It is Mozart’s birthday as I write this, and that reminds me of what the late Steve Sigler said in an interview I did with him in March 1996, to wit, that Mozart was “all about reconciliation, total reconciliation — no wonder he died at 35.”
On the one hand, I enjoyed it when Stuart Vorpahl phoned the office. On the other, there was usually a sinking feeling in the pit of my stomach when the front office said he was on the line because he almost never called when he agreed with something we had written.
The president has asked that we act more in harmony with each other, that we step up to the plate insofar as citizenship goes, that we not give in to antipathy and fear, and that we retain our native optimism.
How lucky we were that the surf drew Rusty Drumm to Montauk and then to us. His loss leaves The Star diminished, and it is also deeply personal. Even after he decided to give semiretirement a try, he was out there, part of the human landscape we could count on for knowledge, sharp opinion, and advice. He had rare acuity, the capacity to see what...
Although I have a good primary-care physician here at home, I am under the care of two other doctors, a podiatrist and an endocrinologist, in New York City. They are as different as different can be and, from my point of view, represent the best that can be found with or without insurance coverage.
The wind woke me up early Wednesday, which was a good thing. I had gone to sleep the night before setting the alarm on my phone in order to get up and get some work done before the house stirred, but things being what they are, it had run out of battery life sometime during the night.

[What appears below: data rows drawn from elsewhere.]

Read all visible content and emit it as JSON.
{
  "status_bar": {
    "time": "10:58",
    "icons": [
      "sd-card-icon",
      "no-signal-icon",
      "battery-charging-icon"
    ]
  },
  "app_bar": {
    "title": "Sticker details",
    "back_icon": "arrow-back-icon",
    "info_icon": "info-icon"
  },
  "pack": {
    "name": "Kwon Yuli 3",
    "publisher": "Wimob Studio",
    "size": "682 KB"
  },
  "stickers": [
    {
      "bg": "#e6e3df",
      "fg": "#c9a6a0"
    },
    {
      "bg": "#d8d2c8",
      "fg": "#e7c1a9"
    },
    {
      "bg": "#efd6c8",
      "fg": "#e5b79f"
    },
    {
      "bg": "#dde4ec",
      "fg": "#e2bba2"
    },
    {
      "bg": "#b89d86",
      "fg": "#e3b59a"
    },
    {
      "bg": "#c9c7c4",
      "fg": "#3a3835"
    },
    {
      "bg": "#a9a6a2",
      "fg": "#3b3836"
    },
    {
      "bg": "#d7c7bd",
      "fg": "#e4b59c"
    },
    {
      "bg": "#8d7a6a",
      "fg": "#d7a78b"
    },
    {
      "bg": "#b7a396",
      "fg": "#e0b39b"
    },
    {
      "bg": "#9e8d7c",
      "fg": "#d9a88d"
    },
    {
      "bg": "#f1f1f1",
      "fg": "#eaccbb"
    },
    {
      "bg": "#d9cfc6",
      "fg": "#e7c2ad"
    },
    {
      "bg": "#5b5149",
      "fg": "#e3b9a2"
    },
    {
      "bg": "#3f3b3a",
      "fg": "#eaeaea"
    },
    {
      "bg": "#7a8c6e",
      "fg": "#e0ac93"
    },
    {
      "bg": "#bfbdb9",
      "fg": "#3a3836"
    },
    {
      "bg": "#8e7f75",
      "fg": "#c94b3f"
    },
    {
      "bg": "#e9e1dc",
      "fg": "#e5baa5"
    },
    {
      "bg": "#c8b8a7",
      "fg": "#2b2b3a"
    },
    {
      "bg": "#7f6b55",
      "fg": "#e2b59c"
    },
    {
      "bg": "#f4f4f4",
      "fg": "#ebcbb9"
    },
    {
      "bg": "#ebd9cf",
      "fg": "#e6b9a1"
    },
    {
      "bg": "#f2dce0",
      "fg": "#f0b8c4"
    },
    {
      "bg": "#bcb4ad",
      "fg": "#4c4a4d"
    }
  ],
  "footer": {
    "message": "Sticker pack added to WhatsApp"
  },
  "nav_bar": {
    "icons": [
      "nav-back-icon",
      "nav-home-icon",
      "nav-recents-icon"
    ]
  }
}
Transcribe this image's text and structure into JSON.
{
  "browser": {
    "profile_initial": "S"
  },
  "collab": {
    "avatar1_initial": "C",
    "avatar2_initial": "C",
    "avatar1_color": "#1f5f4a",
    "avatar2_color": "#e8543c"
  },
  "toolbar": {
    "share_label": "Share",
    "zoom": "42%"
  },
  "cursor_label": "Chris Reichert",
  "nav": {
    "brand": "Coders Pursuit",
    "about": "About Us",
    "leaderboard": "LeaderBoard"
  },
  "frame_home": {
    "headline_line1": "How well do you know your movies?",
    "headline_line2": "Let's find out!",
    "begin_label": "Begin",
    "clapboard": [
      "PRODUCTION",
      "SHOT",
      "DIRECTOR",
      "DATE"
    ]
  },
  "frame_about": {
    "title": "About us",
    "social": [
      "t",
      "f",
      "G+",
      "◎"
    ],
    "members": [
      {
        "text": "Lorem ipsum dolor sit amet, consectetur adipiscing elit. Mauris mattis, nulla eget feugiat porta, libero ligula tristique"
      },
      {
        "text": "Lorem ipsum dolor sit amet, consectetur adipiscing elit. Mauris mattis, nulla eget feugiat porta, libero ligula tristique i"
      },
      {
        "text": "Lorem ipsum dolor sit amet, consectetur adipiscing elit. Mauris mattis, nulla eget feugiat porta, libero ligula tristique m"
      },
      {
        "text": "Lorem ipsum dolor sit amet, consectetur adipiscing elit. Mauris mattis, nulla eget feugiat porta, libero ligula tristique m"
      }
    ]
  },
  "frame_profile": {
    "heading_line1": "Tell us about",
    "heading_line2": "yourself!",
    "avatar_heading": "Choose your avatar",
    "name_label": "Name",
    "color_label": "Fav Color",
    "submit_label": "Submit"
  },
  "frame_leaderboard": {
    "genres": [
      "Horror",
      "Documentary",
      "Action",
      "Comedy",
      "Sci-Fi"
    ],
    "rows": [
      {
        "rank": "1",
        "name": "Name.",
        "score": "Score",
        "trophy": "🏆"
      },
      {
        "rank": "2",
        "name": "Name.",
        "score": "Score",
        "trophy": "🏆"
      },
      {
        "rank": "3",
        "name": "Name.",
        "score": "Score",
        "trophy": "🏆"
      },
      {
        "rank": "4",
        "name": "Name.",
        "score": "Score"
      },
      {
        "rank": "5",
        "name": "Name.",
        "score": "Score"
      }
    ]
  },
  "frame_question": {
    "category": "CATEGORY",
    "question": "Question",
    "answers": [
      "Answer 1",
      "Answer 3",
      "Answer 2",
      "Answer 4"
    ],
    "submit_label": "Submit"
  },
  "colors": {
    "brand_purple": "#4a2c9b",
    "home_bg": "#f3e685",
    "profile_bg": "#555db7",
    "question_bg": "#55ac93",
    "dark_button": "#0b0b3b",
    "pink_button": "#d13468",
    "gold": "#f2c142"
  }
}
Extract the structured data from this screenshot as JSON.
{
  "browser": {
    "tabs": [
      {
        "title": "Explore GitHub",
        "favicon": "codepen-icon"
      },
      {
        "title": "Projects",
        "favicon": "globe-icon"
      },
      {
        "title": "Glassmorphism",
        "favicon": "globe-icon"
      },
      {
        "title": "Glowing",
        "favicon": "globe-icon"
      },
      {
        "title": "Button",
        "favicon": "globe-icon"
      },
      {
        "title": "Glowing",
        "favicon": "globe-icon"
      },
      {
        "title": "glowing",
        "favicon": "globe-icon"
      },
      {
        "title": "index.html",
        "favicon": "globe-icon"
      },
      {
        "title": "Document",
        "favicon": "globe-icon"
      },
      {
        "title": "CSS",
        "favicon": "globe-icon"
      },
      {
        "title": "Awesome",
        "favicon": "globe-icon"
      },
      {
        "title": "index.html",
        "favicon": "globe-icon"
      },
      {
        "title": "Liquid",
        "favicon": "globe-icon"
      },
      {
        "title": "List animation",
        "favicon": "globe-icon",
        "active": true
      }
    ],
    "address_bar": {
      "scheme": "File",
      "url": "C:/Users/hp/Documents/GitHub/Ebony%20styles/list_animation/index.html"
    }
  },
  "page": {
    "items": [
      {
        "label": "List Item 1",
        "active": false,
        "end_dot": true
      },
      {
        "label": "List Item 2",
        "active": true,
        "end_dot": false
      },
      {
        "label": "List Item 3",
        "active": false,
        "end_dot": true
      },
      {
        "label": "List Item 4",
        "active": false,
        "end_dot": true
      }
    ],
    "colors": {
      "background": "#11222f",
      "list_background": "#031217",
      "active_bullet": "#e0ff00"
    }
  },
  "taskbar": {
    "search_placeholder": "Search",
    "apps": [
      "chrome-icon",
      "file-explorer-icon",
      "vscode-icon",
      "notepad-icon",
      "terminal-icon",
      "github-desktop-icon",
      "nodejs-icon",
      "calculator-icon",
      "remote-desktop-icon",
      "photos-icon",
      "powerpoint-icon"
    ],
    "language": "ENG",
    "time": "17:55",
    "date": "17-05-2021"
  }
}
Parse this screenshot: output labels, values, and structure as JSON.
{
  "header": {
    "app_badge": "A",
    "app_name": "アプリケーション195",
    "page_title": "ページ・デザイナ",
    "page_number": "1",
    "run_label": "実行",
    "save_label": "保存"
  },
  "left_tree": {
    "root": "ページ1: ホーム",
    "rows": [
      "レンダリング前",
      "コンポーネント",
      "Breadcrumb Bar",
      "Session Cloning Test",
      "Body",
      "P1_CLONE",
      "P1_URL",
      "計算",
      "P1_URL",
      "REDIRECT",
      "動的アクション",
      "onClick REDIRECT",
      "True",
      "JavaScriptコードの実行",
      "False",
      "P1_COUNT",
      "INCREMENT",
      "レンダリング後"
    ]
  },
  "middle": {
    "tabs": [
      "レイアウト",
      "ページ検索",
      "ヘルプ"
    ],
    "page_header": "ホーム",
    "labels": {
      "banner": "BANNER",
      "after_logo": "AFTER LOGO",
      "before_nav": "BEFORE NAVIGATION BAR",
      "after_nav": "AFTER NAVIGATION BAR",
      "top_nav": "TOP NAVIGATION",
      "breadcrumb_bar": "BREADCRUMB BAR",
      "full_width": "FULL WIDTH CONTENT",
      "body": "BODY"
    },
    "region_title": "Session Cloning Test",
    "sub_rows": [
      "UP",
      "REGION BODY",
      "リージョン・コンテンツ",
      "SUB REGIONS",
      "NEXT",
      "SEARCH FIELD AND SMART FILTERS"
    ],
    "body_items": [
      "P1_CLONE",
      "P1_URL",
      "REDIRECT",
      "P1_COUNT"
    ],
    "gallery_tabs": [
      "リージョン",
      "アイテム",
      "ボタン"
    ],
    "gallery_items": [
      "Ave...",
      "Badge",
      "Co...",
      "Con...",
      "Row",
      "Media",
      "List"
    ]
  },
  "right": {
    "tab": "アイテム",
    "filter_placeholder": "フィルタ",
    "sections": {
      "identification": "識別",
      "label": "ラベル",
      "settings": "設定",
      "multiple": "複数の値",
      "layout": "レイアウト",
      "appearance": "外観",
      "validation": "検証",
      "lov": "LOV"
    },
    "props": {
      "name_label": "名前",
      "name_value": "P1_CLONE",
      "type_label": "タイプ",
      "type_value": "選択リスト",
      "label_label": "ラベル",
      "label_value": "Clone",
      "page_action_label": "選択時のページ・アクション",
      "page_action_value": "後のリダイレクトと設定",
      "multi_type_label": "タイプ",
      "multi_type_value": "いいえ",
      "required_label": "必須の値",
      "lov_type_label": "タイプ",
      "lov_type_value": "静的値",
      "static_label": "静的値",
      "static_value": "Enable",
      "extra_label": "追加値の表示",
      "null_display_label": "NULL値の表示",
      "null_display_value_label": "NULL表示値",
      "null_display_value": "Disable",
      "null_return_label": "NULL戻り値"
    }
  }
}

Near the end of an interview about the Killer Bees, during which I rhapsodized at great length about the school that’s out-Hoosiered the Hoosiers for more than a generation in the old sense of the word, for 30-plus years in short, I was asked if I’d ever seen any of the players cop an attitude on the court, and I said, on reflection, that I never...